§ **REQUIRED WORK**
Go through the listing below and state how many lines hold the word "this", giving only the number.
#### DATA ####
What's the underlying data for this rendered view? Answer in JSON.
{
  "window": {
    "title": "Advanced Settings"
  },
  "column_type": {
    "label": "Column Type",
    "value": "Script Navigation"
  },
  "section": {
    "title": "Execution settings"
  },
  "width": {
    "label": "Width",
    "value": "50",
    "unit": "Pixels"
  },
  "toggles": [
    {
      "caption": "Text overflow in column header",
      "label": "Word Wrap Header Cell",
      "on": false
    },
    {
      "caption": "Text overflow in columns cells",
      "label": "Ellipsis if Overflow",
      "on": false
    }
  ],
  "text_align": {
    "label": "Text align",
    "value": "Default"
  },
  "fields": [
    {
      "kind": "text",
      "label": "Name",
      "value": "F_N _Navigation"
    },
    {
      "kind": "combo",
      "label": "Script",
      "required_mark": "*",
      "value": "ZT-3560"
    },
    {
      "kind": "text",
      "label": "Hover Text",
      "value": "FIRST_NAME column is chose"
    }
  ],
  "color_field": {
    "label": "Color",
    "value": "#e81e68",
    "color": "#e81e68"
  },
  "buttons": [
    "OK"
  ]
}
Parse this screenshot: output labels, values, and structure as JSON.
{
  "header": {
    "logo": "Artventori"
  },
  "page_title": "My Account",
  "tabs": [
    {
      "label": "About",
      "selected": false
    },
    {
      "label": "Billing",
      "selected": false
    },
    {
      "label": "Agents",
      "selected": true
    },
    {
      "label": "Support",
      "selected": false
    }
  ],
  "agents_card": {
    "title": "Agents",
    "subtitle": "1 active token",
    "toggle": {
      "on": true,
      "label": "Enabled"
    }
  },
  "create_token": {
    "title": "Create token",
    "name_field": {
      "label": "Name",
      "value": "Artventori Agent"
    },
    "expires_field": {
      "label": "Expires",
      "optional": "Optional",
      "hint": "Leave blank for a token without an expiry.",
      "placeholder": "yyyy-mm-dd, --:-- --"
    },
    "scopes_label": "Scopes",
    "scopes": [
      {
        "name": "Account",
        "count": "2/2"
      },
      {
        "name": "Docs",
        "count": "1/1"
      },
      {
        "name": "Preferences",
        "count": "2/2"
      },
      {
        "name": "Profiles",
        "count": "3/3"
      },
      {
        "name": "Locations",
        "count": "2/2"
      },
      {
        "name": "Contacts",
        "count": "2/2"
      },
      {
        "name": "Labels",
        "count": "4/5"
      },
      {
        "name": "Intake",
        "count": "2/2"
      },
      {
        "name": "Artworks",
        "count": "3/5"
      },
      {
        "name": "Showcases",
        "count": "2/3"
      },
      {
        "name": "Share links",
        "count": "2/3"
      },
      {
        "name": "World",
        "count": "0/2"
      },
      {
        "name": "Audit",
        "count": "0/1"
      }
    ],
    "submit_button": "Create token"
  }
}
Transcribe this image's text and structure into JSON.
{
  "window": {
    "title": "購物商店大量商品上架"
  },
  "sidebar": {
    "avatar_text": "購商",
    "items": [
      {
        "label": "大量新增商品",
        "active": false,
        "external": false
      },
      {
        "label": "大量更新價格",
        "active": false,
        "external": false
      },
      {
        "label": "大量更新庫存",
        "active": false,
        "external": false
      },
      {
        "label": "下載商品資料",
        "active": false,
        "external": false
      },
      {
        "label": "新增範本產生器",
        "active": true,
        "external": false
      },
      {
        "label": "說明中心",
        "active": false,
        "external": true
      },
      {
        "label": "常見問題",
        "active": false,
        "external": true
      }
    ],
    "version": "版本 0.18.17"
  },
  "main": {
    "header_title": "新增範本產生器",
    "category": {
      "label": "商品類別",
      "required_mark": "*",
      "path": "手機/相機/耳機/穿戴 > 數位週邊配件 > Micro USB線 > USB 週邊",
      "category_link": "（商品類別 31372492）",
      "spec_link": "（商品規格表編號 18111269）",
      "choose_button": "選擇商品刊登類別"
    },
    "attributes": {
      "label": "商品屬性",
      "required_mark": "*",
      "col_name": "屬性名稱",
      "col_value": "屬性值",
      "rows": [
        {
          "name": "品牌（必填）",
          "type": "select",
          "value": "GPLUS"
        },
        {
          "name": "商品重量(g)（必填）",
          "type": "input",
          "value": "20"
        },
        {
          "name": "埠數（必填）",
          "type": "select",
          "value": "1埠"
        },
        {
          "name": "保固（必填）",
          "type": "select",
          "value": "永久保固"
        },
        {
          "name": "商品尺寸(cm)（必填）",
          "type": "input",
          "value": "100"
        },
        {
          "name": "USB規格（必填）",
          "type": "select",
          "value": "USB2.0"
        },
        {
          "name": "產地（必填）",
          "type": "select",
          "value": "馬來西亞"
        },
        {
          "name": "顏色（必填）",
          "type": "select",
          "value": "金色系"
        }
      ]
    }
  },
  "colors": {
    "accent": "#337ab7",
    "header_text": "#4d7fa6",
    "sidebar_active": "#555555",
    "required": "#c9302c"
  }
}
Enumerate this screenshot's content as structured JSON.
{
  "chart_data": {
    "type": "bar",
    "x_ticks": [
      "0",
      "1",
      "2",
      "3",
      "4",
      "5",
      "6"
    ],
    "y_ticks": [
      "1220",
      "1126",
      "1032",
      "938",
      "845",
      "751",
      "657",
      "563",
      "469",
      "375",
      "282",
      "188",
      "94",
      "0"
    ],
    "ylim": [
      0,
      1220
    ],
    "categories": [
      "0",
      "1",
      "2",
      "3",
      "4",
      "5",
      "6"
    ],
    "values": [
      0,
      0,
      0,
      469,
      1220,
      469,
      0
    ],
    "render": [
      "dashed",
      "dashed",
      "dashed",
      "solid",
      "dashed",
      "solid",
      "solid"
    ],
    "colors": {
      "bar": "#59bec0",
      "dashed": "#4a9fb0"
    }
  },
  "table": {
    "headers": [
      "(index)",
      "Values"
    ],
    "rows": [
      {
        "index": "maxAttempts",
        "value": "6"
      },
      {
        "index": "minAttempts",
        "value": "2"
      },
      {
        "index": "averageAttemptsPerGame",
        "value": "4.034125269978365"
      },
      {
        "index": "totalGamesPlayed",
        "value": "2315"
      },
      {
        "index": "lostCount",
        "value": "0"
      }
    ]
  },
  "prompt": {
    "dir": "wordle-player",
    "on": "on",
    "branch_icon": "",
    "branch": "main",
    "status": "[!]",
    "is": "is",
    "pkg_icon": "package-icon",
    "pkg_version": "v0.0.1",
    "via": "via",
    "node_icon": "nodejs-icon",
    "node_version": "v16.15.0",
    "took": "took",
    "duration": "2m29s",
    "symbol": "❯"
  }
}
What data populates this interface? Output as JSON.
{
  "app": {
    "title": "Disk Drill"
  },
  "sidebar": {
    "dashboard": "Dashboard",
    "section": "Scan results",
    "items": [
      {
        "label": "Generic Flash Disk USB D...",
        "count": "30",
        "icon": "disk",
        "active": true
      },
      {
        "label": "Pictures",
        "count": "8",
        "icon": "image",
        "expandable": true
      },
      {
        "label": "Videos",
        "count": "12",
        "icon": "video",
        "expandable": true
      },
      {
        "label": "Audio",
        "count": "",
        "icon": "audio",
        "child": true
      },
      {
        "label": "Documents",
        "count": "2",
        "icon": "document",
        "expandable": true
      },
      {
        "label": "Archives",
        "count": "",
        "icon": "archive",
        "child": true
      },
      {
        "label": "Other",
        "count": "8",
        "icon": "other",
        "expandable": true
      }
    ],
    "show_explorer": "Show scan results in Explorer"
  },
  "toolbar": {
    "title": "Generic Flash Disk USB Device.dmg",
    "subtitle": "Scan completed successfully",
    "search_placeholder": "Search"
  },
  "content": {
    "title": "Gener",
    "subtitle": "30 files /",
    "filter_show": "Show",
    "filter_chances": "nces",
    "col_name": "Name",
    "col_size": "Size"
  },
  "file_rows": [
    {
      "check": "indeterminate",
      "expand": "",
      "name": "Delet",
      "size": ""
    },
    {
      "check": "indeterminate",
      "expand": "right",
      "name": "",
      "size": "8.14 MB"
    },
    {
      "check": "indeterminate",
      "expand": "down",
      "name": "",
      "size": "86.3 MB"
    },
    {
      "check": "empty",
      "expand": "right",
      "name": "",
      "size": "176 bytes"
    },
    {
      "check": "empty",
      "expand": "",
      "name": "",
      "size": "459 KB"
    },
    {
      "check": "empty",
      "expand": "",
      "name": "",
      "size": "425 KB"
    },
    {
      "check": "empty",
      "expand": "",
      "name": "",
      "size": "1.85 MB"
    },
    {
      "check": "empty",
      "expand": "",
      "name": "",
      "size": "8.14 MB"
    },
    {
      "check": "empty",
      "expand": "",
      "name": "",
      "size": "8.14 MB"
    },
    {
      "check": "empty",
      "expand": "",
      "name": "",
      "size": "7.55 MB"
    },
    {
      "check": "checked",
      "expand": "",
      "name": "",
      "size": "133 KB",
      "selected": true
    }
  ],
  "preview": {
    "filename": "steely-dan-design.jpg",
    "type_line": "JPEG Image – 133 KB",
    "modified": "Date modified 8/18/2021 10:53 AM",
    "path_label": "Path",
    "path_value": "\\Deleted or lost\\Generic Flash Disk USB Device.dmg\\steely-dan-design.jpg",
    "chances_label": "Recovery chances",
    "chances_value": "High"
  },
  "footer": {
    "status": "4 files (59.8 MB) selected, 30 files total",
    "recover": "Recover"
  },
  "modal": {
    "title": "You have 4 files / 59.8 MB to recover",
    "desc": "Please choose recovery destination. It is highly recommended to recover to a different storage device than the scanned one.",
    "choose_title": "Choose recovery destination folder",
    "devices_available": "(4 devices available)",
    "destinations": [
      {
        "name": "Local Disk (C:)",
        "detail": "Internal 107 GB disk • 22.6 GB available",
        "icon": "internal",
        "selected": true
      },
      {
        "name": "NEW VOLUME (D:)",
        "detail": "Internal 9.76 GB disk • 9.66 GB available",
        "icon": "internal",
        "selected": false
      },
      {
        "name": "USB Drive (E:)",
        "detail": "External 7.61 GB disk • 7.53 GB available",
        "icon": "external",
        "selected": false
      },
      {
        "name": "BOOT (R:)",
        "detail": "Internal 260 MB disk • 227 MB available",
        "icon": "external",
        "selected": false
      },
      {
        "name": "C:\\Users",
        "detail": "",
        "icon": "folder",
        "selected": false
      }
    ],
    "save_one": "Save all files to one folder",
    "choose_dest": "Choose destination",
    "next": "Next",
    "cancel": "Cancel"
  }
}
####
§ **COMPLETED TASK**
5